In this backdrop, it has become essential to reform both the structure and curriculum of the madrassas in order to reclaim ground in the ongoing clash between progress and conservatism.
To this end, under the Musharaf regime, several initiatives to reform the madrassas were instituted in the year 2001 funded, in part by international donors, a total of Rs. 5.7 billion were allocated to different projects, with a singular mindset of introducing modernity and de-radicalization into our madrassa culture. To date, however, only about 30% of this allocated budget has been spent on projects aimed at introducing madrassa students to the progress and knowledge of the modern world. Most of these projects, sadly, have met an unsuccessful fate, owing primarily to a nationwide rejection, by the different sects of madrassas, of the reform agenda.
In terms of the law, in August 2001, an ordinance titled ‘Pakistan Madrassa Education (Establishment and Affiliation of Modern Deeni Madaris) Board, Ordinance, 2001’ was promulgated to bring the madrassa curriculum in step with the secular modern education being taught across the public and private schools of Pakistan (through introduction of subjects such as English, Mathematics, Computer Science, Economics, Political Science, Law and Pakistan Studies). Soon thereafter, the ‘Voluntary Registration and Regulation Ordinance, 2002’ was promulgated in order to control and regulate the admission of foreigners into the madrassas of Pakistan, and to keep a close tab on their activities. All these initiatives have been vociferously rejected by most of the madrassas on the pretext that the ulema want no state interference in the affairs of religious education.
We must, all of us, wake up to the reality that the promulgation of toothless laws, or the funding of spineless programs will not be sufficient in reclaiming the lost ground in the battle between modernity and conservatism.
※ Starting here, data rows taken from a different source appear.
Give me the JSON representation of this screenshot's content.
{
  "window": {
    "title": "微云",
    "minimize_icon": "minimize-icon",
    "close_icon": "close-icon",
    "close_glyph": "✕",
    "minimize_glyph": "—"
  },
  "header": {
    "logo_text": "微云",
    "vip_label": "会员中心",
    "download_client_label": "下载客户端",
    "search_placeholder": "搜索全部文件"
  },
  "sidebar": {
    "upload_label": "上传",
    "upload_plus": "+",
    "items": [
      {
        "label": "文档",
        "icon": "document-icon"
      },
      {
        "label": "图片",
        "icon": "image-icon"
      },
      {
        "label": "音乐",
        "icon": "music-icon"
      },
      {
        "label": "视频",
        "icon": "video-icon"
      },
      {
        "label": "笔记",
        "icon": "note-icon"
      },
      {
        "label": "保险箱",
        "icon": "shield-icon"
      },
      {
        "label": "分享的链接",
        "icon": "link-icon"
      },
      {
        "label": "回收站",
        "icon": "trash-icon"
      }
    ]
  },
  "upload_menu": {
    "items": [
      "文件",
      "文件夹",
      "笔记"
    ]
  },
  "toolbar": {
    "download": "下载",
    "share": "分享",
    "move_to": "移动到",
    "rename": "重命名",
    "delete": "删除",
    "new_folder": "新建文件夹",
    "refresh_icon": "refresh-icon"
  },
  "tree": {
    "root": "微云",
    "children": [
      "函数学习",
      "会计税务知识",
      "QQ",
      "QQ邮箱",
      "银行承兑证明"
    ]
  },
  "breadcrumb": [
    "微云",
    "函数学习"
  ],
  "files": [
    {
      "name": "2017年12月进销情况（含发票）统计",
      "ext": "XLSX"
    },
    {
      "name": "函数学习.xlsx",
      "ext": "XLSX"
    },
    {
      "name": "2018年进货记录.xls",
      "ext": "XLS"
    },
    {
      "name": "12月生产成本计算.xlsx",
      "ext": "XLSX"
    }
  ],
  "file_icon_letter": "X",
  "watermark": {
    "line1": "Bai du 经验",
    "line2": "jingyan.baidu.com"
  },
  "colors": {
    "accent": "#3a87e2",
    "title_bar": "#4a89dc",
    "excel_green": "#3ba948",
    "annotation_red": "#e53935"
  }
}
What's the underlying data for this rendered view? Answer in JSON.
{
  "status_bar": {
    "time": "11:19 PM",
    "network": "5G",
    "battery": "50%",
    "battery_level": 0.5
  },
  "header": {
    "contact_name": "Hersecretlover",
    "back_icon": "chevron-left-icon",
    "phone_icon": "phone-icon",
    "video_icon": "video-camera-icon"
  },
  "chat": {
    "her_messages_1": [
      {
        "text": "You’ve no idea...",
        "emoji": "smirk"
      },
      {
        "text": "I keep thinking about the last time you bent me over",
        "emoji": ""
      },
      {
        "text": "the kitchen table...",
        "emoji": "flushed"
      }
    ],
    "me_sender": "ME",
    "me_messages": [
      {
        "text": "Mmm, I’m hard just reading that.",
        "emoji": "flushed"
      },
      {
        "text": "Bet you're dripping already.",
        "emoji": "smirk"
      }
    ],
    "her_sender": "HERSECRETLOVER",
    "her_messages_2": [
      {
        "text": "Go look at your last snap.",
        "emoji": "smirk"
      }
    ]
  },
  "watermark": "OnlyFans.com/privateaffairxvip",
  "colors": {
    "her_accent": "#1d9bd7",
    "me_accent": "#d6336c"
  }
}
That those who have constructed their fiefdoms on the rhetoric of bigotry and religious violence will not surrender their hegemony over the Divine, simply because we ask them to. That the State’s policy of duplicity, which patronizes certain sects and their madrassas, at the expense of others will not succeed in uprooting the rhetoric of extremism. That the religion of tauheed (oneness of God) will forever remain divided in sectarian battles till such time there our children are taught to view fellow Muslims as enemies. That the message of peace will forever remain confused so long as it is colored by the green, black, and white turbans. That the modern world will never accept Pakistan in the comity of nations till such time that suicide attacks remain the identifying feature of our divided religious culture.
For us to claw back from here to the path of light, for us to banish the darkness of our days through the lamp of Ibn Sina’s library, for us to reclaim our heritage of peace, acceptance, and progress, each one of us will have to play a part in this larger jihad for peace. Each one of us will have to confront ideas of violence and sectarian religious divide through our words and our actions. Each one of us will have to educate ourselves not only in our respective modern fields, but also in the dialect of Islam that preaches truth and tranquility before any other lesson. We will have to embody that undying spirit of learning (all learning) that rests at the heart of our religion whose first commandment was ‘Iqra’.
And till such time that we muster the courage to confront the madrassa culture, at every corner, every turn, every local mosque, and every rural madrassa, we cannot hope to redeem the loft faith that our Creator has placed on us.

n The writer is a lawyer based in Lahore. He has a Masters in Constitutional Law from Harvard Law School.